Congratulations to Pedro Mendes Loureiro and Graham Denyer Willis who have won funding for two projects to examine why Brazil is building prisons exponentially, who benefits, and how this is changing Brazilian society.

The first is a 3 year Leverhulme Research Project Grant for £299,000 on what we call “The Prison Consensus: Incarceration, Investment and Inequality in Brazil”.

Brazil is amidst an unprecedented prison boom—nearly 1450 built since the 1970s, when only about 50 existed. However, the majority of prisons — even the newest — are governed by organised crime, 42% of the population is pre-trial, and massacres are common. There is nonetheless broad agreement — a veritable 'prison consensus' — across NGOs, organised crime, hedge funds, left and right parties, and national and international courts, that more prisons must be built to 'humanise' them and reduce overcrowding, despite their well-known failures. We want to know why, how this consensus is changing Brazilian society, who benefits, and how such dramatic investment happens under usually tight budgets.

The second is from the Harry Frank Guggenheim Foundation, for a Distinguished Scholars Award  ($16,600 for one year) that we call: "More and Better Prisons, More and Worse Criminal Governance? Exponential Prison Construction and Violence in Brazil”.

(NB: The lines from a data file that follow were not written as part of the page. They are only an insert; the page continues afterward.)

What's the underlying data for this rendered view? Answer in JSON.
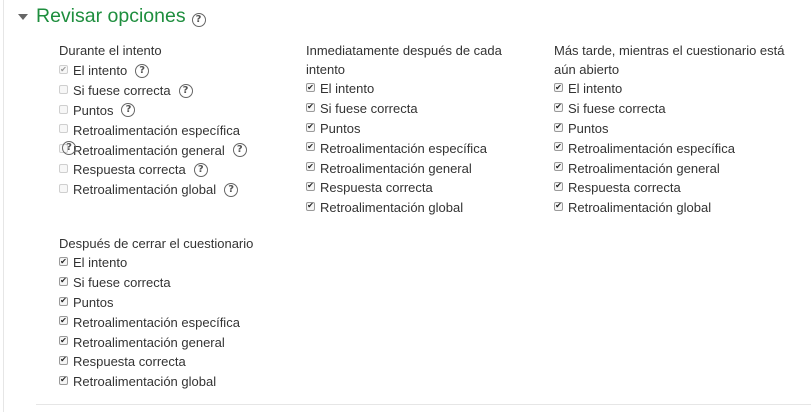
{
  "section": {
    "title": "Revisar opciones",
    "help_icon": "question-circle-icon",
    "expanded": true
  },
  "groups": [
    {
      "id": "during",
      "title": "Durante el intento",
      "options": [
        {
          "label": "El intento",
          "checked": true,
          "disabled": true,
          "help": true
        },
        {
          "label": "Si fuese correcta",
          "checked": false,
          "disabled": true,
          "help": true
        },
        {
          "label": "Puntos",
          "checked": false,
          "disabled": true,
          "help": true
        },
        {
          "label": "Retroalimentación específica",
          "checked": false,
          "disabled": true,
          "help": false
        },
        {
          "label": "Retroalimentación general",
          "checked": false,
          "disabled": true,
          "help": true
        },
        {
          "label": "Respuesta correcta",
          "checked": false,
          "disabled": true,
          "help": true
        },
        {
          "label": "Retroalimentación global",
          "checked": false,
          "disabled": true,
          "help": true
        }
      ]
    },
    {
      "id": "immediately",
      "title_line1": "Inmediatamente después de cada",
      "title_line2": "intento",
      "options": [
        {
          "label": "El intento",
          "checked": true,
          "disabled": false
        },
        {
          "label": "Si fuese correcta",
          "checked": true,
          "disabled": false
        },
        {
          "label": "Puntos",
          "checked": true,
          "disabled": false
        },
        {
          "label": "Retroalimentación específica",
          "checked": true,
          "disabled": false
        },
        {
          "label": "Retroalimentación general",
          "checked": true,
          "disabled": false
        },
        {
          "label": "Respuesta correcta",
          "checked": true,
          "disabled": false
        },
        {
          "label": "Retroalimentación global",
          "checked": true,
          "disabled": false
        }
      ]
    },
    {
      "id": "later",
      "title_line1": "Más tarde, mientras el cuestionario está",
      "title_line2": "aún abierto",
      "options": [
        {
          "label": "El intento",
          "checked": true,
          "disabled": false
        },
        {
          "label": "Si fuese correcta",
          "checked": true,
          "disabled": false
        },
        {
          "label": "Puntos",
          "checked": true,
          "disabled": false
        },
        {
          "label": "Retroalimentación específica",
          "checked": true,
          "disabled": false
        },
        {
          "label": "Retroalimentación general",
          "checked": true,
          "disabled": false
        },
        {
          "label": "Respuesta correcta",
          "checked": true,
          "disabled": false
        },
        {
          "label": "Retroalimentación global",
          "checked": true,
          "disabled": false
        }
      ]
    },
    {
      "id": "after",
      "title": "Después de cerrar el cuestionario",
      "options": [
        {
          "label": "El intento",
          "checked": true,
          "disabled": false
        },
        {
          "label": "Si fuese correcta",
          "checked": true,
          "disabled": false
        },
        {
          "label": "Puntos",
          "checked": true,
          "disabled": false
        },
        {
          "label": "Retroalimentación específica",
          "checked": true,
          "disabled": false
        },
        {
          "label": "Retroalimentación general",
          "checked": true,
          "disabled": false
        },
        {
          "label": "Respuesta correcta",
          "checked": true,
          "disabled": false
        },
        {
          "label": "Retroalimentación global",
          "checked": true,
          "disabled": false
        }
      ]
    }
  ]
}
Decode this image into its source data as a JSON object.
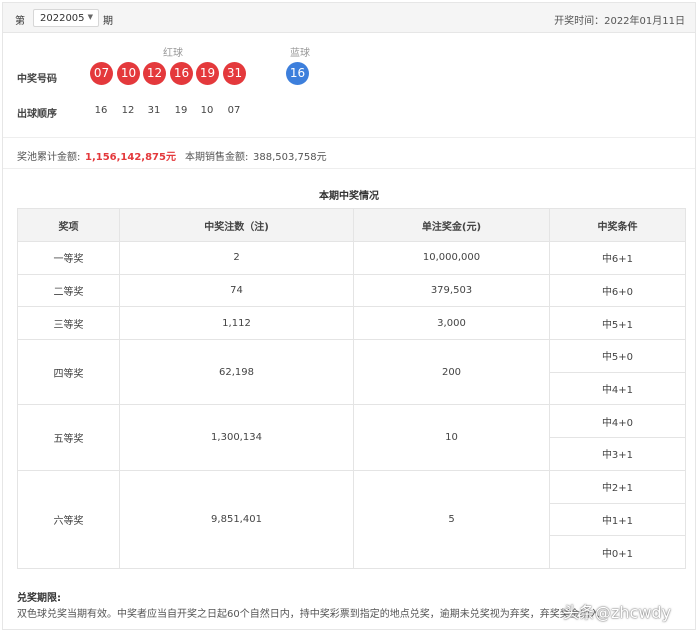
{
  "header": {
    "prefix": "第",
    "issue": "2022005",
    "suffix": "期",
    "draw_time": "开奖时间：2022年01月11日"
  },
  "draw": {
    "red_label": "红球",
    "blue_label": "蓝球",
    "win_label": "中奖号码",
    "red_balls": [
      "07",
      "10",
      "12",
      "16",
      "19",
      "31"
    ],
    "blue_ball": "16",
    "order_label": "出球顺序",
    "order": [
      "16",
      "12",
      "31",
      "19",
      "10",
      "07"
    ]
  },
  "pool": {
    "pool_label": "奖池累计金额:",
    "pool_value": "1,156,142,875元",
    "sales_label": "本期销售金额:",
    "sales_value": "388,503,758元"
  },
  "table_title": "本期中奖情况",
  "table": {
    "headers": [
      "奖项",
      "中奖注数（注)",
      "单注奖金(元)",
      "中奖条件"
    ],
    "rows": [
      {
        "prize": "一等奖",
        "count": "2",
        "amount": "10,000,000",
        "conds": [
          "中6+1"
        ]
      },
      {
        "prize": "二等奖",
        "count": "74",
        "amount": "379,503",
        "conds": [
          "中6+0"
        ]
      },
      {
        "prize": "三等奖",
        "count": "1,112",
        "amount": "3,000",
        "conds": [
          "中5+1"
        ]
      },
      {
        "prize": "四等奖",
        "count": "62,198",
        "amount": "200",
        "conds": [
          "中5+0",
          "中4+1"
        ]
      },
      {
        "prize": "五等奖",
        "count": "1,300,134",
        "amount": "10",
        "conds": [
          "中4+0",
          "中3+1"
        ]
      },
      {
        "prize": "六等奖",
        "count": "9,851,401",
        "amount": "5",
        "conds": [
          "中2+1",
          "中1+1",
          "中0+1"
        ]
      }
    ]
  },
  "notes": {
    "title": "兑奖期限:",
    "body": "双色球兑奖当期有效。中奖者应当自开奖之日起60个自然日内，持中奖彩票到指定的地点兑奖，逾期未兑奖视为弃奖，弃奖奖金纳入"
  },
  "watermark": "头条@zhcwdy",
  "colors": {
    "red_ball": "#e4393c",
    "blue_ball": "#3d7fdc",
    "pool_value": "#e4393c"
  }
}
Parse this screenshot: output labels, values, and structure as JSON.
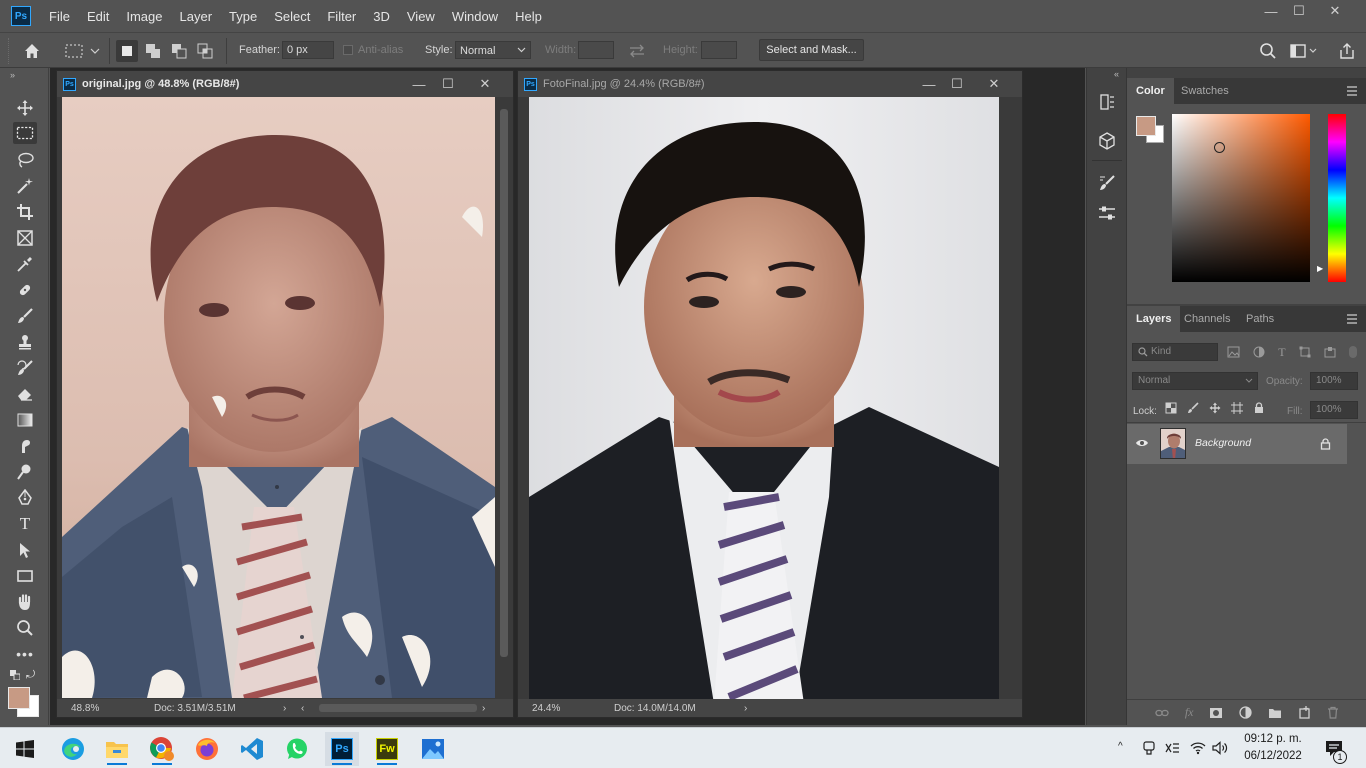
{
  "app": {
    "logo_text": "Ps",
    "menu": [
      "File",
      "Edit",
      "Image",
      "Layer",
      "Type",
      "Select",
      "Filter",
      "3D",
      "View",
      "Window",
      "Help"
    ],
    "window_controls": {
      "minimize": "—",
      "maximize": "☐",
      "close": "✕"
    }
  },
  "options_bar": {
    "feather_label": "Feather:",
    "feather_value": "0 px",
    "antialias_label": "Anti-alias",
    "style_label": "Style:",
    "style_value": "Normal",
    "width_label": "Width:",
    "height_label": "Height:",
    "select_mask_label": "Select and Mask..."
  },
  "tools": [
    "move-tool",
    "marquee-tool",
    "lasso-tool",
    "magic-wand-tool",
    "crop-tool",
    "frame-tool",
    "eyedropper-tool",
    "healing-brush-tool",
    "brush-tool",
    "clone-stamp-tool",
    "history-brush-tool",
    "eraser-tool",
    "gradient-tool",
    "smudge-tool",
    "dodge-tool",
    "pen-tool",
    "type-tool",
    "path-selection-tool",
    "rectangle-tool",
    "hand-tool",
    "zoom-tool",
    "more-tools"
  ],
  "documents": [
    {
      "title": "original.jpg @ 48.8% (RGB/8#)",
      "zoom": "48.8%",
      "doc_size": "Doc: 3.51M/3.51M",
      "active": true
    },
    {
      "title": "FotoFinal.jpg @ 24.4% (RGB/8#)",
      "zoom": "24.4%",
      "doc_size": "Doc: 14.0M/14.0M",
      "active": false
    }
  ],
  "color_panel": {
    "tabs": [
      "Color",
      "Swatches"
    ],
    "active_tab": "Color",
    "foreground_color": "#c79a84",
    "background_color": "#ffffff",
    "picker_hue_color": "#ff5a00"
  },
  "layers_panel": {
    "tabs": [
      "Layers",
      "Channels",
      "Paths"
    ],
    "active_tab": "Layers",
    "filter_placeholder": "Kind",
    "blend_mode": "Normal",
    "opacity_label": "Opacity:",
    "opacity_value": "100%",
    "lock_label": "Lock:",
    "fill_label": "Fill:",
    "fill_value": "100%",
    "layers": [
      {
        "name": "Background",
        "visible": true,
        "locked": true
      }
    ]
  },
  "taskbar": {
    "apps": [
      "windows-start",
      "edge",
      "file-explorer",
      "chrome",
      "firefox",
      "vscode",
      "whatsapp",
      "photoshop",
      "fireworks",
      "photos"
    ],
    "time": "09:12 p. m.",
    "date": "06/12/2022",
    "notification_count": "1",
    "accent_color": "#0a7ad6"
  }
}
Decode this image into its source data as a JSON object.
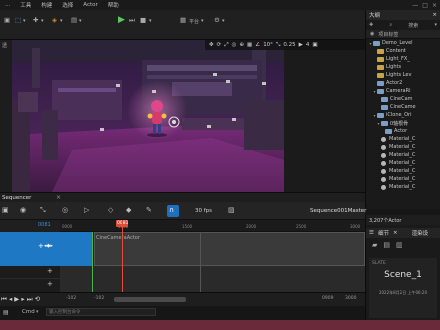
{
  "menu": {
    "items": [
      "...",
      "工具",
      "构建",
      "选择",
      "Actor",
      "帮助"
    ],
    "window_controls": [
      "—",
      "□",
      "×"
    ]
  },
  "toolbar": {
    "platform_label": "平台",
    "platform_chevron": "▾",
    "mode_chevron": "▾"
  },
  "viewport": {
    "left_tab": "透",
    "snap_angle": "10°",
    "snap_scale": "0.25",
    "cam_speed": "4"
  },
  "outliner": {
    "title": "大纲",
    "close": "×",
    "search_placeholder": "搜索",
    "column_label": "项目标签",
    "rows": [
      {
        "label": "Demo_Level",
        "type": "level",
        "twist": "▾",
        "indent": 0
      },
      {
        "label": "Content",
        "type": "folder",
        "twist": "",
        "indent": 1
      },
      {
        "label": "Light_FX_",
        "type": "folder",
        "twist": "",
        "indent": 1
      },
      {
        "label": "Lights",
        "type": "folder",
        "twist": "",
        "indent": 1
      },
      {
        "label": "Lights Lev",
        "type": "folder",
        "twist": "",
        "indent": 1
      },
      {
        "label": "Actor2",
        "type": "actor",
        "twist": "",
        "indent": 1
      },
      {
        "label": "CameraRi",
        "type": "actor",
        "twist": "▾",
        "indent": 1
      },
      {
        "label": "CineCam",
        "type": "actor",
        "twist": "",
        "indent": 2
      },
      {
        "label": "CineCame",
        "type": "actor",
        "twist": "",
        "indent": 2
      },
      {
        "label": "iClone_Ori",
        "type": "actor",
        "twist": "▾",
        "indent": 1
      },
      {
        "label": "0轴根骨",
        "type": "actor",
        "twist": "▾",
        "indent": 2
      },
      {
        "label": "Actor",
        "type": "actor",
        "twist": "",
        "indent": 3
      },
      {
        "label": "Material_C",
        "type": "mat",
        "twist": "",
        "indent": 2
      },
      {
        "label": "Material_C",
        "type": "mat",
        "twist": "",
        "indent": 2
      },
      {
        "label": "Material_C",
        "type": "mat",
        "twist": "",
        "indent": 2
      },
      {
        "label": "Material_C",
        "type": "mat",
        "twist": "",
        "indent": 2
      },
      {
        "label": "Material_C",
        "type": "mat",
        "twist": "",
        "indent": 2
      },
      {
        "label": "Material_C",
        "type": "mat",
        "twist": "",
        "indent": 2
      },
      {
        "label": "Material_C",
        "type": "mat",
        "twist": "",
        "indent": 2
      }
    ],
    "footer": "3,207个Actor"
  },
  "details": {
    "tab_details": "细节",
    "tab_close": "×",
    "tab_render": "渲染设",
    "slate_label": "SLATE",
    "scene_name": "Scene_1",
    "date_text": "2022年8月2日 上午06:20"
  },
  "sequencer": {
    "tab_title": "Sequencer",
    "tab_close": "×",
    "fps": "30 fps",
    "sequence_name": "Sequence001Master",
    "frame_field": "0081",
    "playhead_label": "0081",
    "ruler_ticks": [
      "0000",
      "1000",
      "1500",
      "2000",
      "2500",
      "3000",
      "3500"
    ],
    "clip_label": "CineCameraActor",
    "range_start": "-102",
    "range_start2": "-102",
    "range_end": "0909",
    "range_end2": "3000"
  },
  "status": {
    "cmd_label": "Cmd",
    "console_placeholder": "输入控制台命令",
    "chevron": "▾"
  },
  "colors": {
    "accent_blue": "#1f6fbd",
    "playhead": "#e04b3a",
    "track_blue": "#1f78c4"
  }
}
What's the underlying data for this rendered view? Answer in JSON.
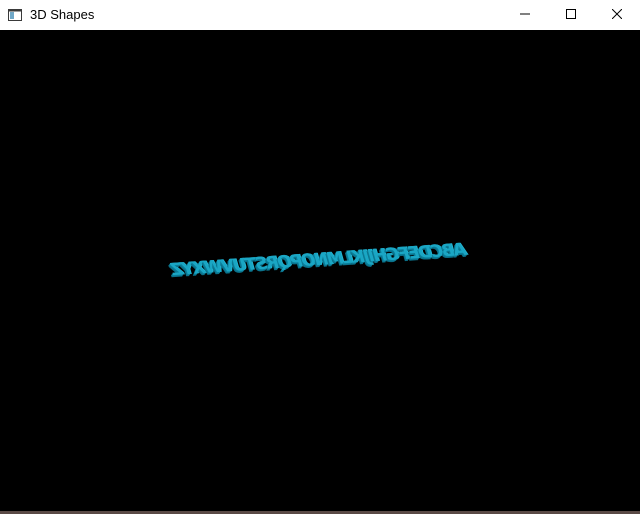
{
  "window": {
    "title": "3D Shapes",
    "app_icon": "window-app-icon"
  },
  "controls": {
    "minimize_icon": "minimize-icon",
    "maximize_icon": "maximize-icon",
    "close_icon": "close-icon"
  },
  "scene": {
    "text": "ABCDEFGHIJKLMNOPQRSTUVWXYZ",
    "text_color": "#1aa6c4",
    "background_color": "#000000"
  }
}
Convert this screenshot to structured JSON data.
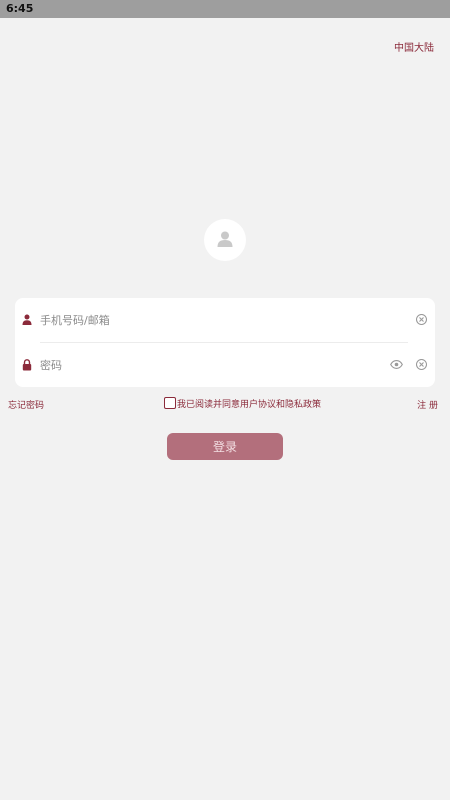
{
  "status_bar": {
    "time": "6:45"
  },
  "header": {
    "region_label": "中国大陆"
  },
  "avatar": {
    "icon": "user-icon"
  },
  "form": {
    "account": {
      "placeholder": "手机号码/邮箱",
      "value": "",
      "icon": "user-icon"
    },
    "password": {
      "placeholder": "密码",
      "value": "",
      "icon": "lock-icon"
    }
  },
  "links": {
    "forgot_password": "忘记密码",
    "agreement": "我已阅读并同意用户协议和隐私政策",
    "register": "注 册"
  },
  "login_button": {
    "label": "登录"
  },
  "colors": {
    "accent": "#8b2a3a",
    "button_bg": "#b36f7c",
    "page_bg": "#f2f2f2",
    "status_bar_bg": "#9e9e9e"
  }
}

In the 1970s, Brazil had as few as 50 prisons. Today it has nearly 1450. This historical shift surrounds an empirical fact: criminal governance makes its home in these prisons. Fifty three different groups rule prisons and parts of cities in every state in the country, bringing violence and conflict with them. In the 1970s, none of these groups existed. Brazil's struggle with violence has gotten worse, and we suggest that the policy of building 'more and better' prisons is central to the reason why. Moreover, that this investment in prisons has diffused violence across the country and beyond. We seek to carry out research on this matter, and by thinking through two hypotheses, namely: a) that new prisons continue with the conditions of violence and vulnerability that motivate organised crime groups, their membership, and non-affiliated individuals that enter their sphere, and; b) that while new prisons provide modern architectural form to punishment they simply create new territory that must be contested and conquered by criminal governance groups - lest a rival do so. To advance this research, we will carry out rigorous qualitative fieldwork in a comparative approach to two states in the country that have both built prisons exponentially but that have varied experiences with organised criminal governance. We seek to contribute to acute and transdisciplinary debates about prisons, failing public policies around violence, and the intransigence of criminal governance in democratic states.